Although much of the Pleistocene megafauna's notional extinction date is roughly 8,000 B.C. although a few samples suggest that they may have hung on longer than previously believed. In Tennessee, one specimen of a Columbian mammoth was fairly reliably dated to about 5,800 B.C. That certainly puts it within spitting range of the Jaredites, especially if you assume that the scanty nature of fossil finds makes reliable end-dates very difficult to pin down. One find can push it into younger territory by fairly large margins.

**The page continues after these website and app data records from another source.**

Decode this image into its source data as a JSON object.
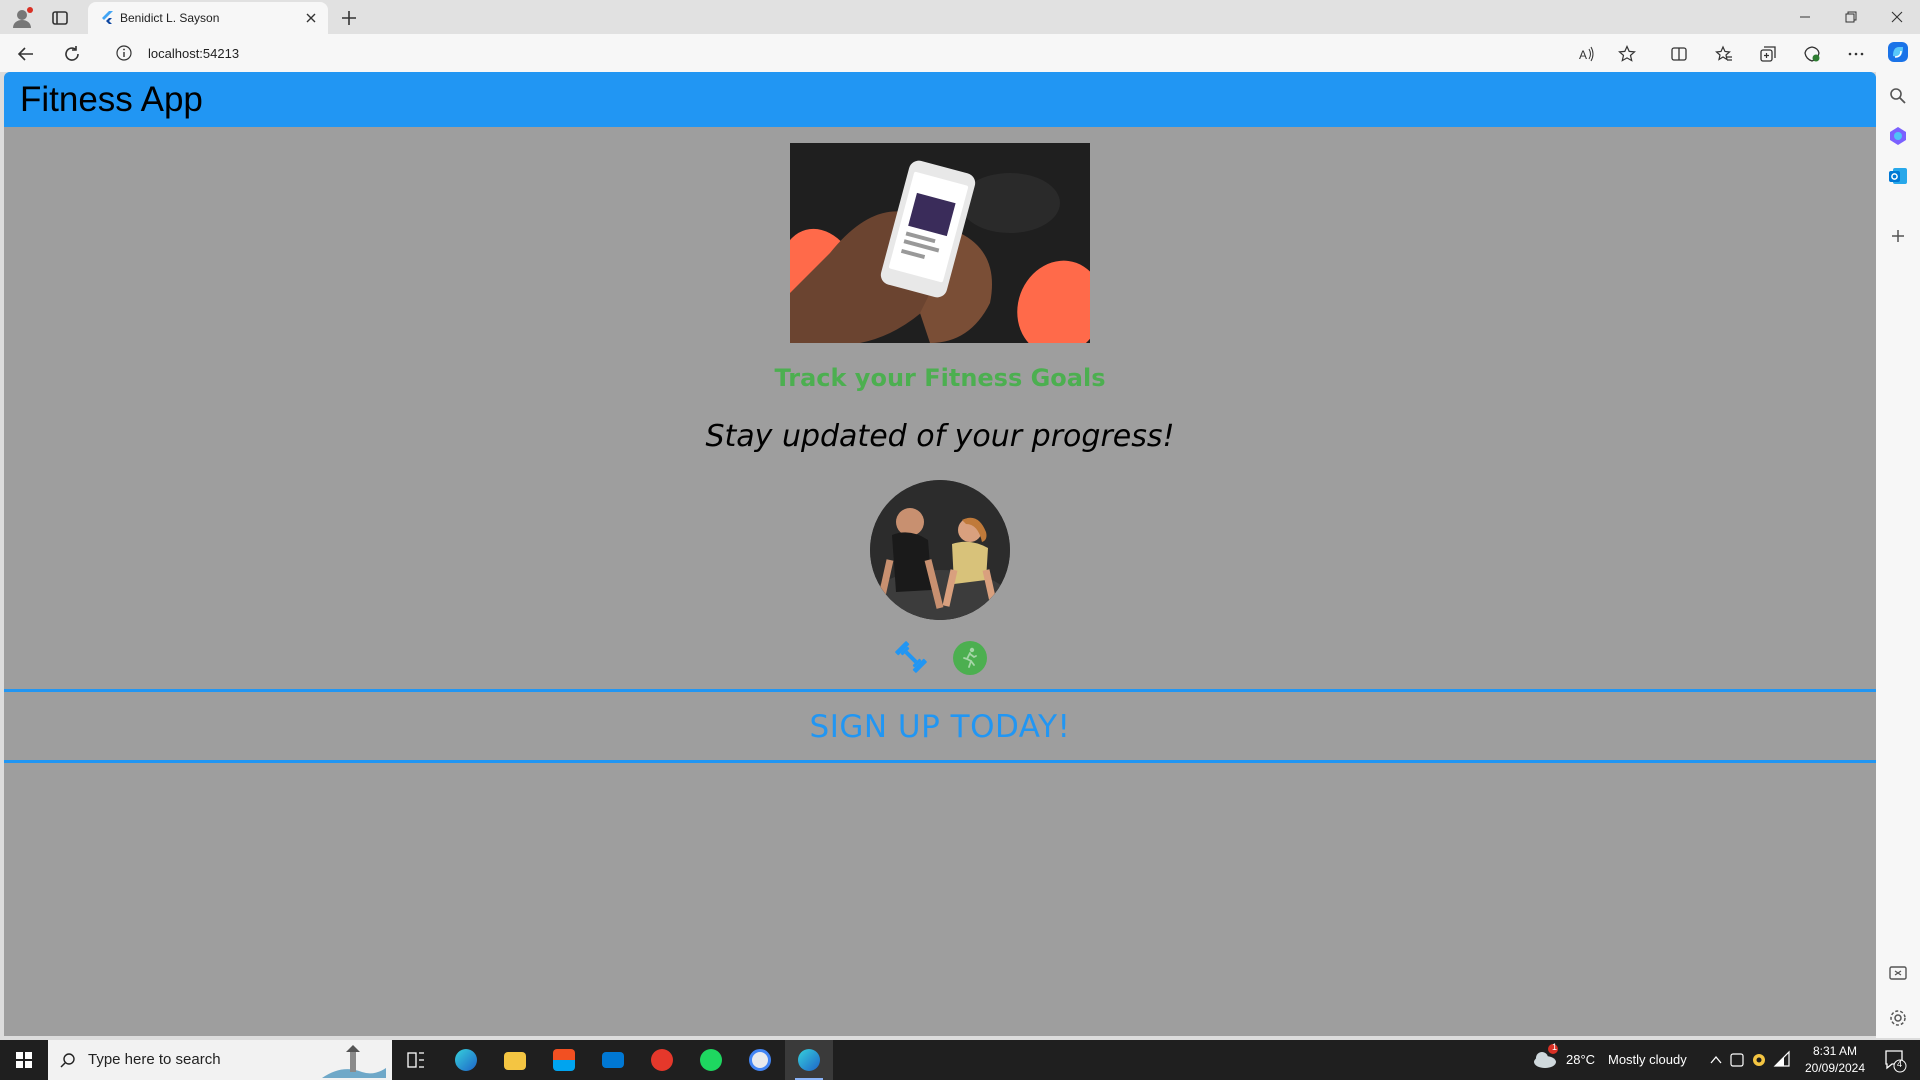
{
  "browser": {
    "tab_title": "Benidict L. Sayson",
    "url": "localhost:54213"
  },
  "app": {
    "title": "Fitness App",
    "subtitle": "Track your Fitness Goals",
    "tagline": "Stay updated of your progress!",
    "signup_label": "SIGN UP TODAY!",
    "colors": {
      "appbar": "#2196f3",
      "background": "#9e9e9e",
      "subtitle": "#4caf50",
      "accent": "#2196f3"
    },
    "icons": [
      "dumbbell-icon",
      "running-icon"
    ]
  },
  "taskbar": {
    "search_placeholder": "Type here to search",
    "weather_badge": "1",
    "weather_temp": "28°C",
    "weather_desc": "Mostly cloudy",
    "time": "8:31 AM",
    "date": "20/09/2024",
    "notification_count": "4"
  }
}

Mostly, though, I don't bring this up for any reason other than I think it'd be really cool to have complex, metropolitan civilizations that lived in Pleistocene North America, domesticated mammoths (and probably other animals as well) and were generally a visual treat to look at. How cool is that? The passage referenced above just got me going on that. The sword & sorcery setting that I've been kicking around for a few weeks is also based on pretty much that exact same premise, and I like it more and more as I dig around to refresh my memory of the North American pleistocene megafauna.